Instructions for the task -
Find each line below containing the word "name" and copy it.

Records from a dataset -
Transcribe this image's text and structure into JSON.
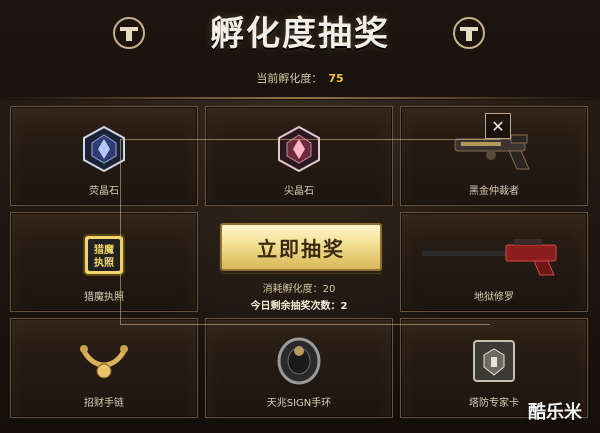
{
  "header": {
    "title": "孵化度抽奖",
    "incubation_label": "当前孵化度：",
    "incubation_value": "75"
  },
  "draw": {
    "button_label": "立即抽奖",
    "cost_text": "消耗孵化度：20",
    "remaining_text": "今日剩余抽奖次数：2"
  },
  "prizes": [
    {
      "name": "荧晶石",
      "icon": "blue-crystal-icon"
    },
    {
      "name": "尖晶石",
      "icon": "pink-crystal-icon"
    },
    {
      "name": "黑金仲裁者",
      "icon": "pistol-icon"
    },
    {
      "name": "猎魔执照",
      "icon": "license-icon",
      "icon_text": "猎魔执照"
    },
    {
      "name": "地狱修罗",
      "icon": "rifle-icon"
    },
    {
      "name": "招财手链",
      "icon": "bracelet-icon"
    },
    {
      "name": "天兆SIGN手环",
      "icon": "wristband-icon"
    },
    {
      "name": "塔防专家卡",
      "icon": "card-icon"
    }
  ],
  "watermark": "酷乐米",
  "colors": {
    "accent_gold": "#f5c33b",
    "button_gold": "#f1de8f",
    "card_border": "#6b523a"
  }
}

Task result -
      "name": "荧晶石",
      "name": "尖晶石",
      "name": "黑金仲裁者",
      "name": "猎魔执照",
      "name": "地狱修罗",
      "name": "招财手链",
      "name": "天兆SIGN手环",
      "name": "塔防专家卡",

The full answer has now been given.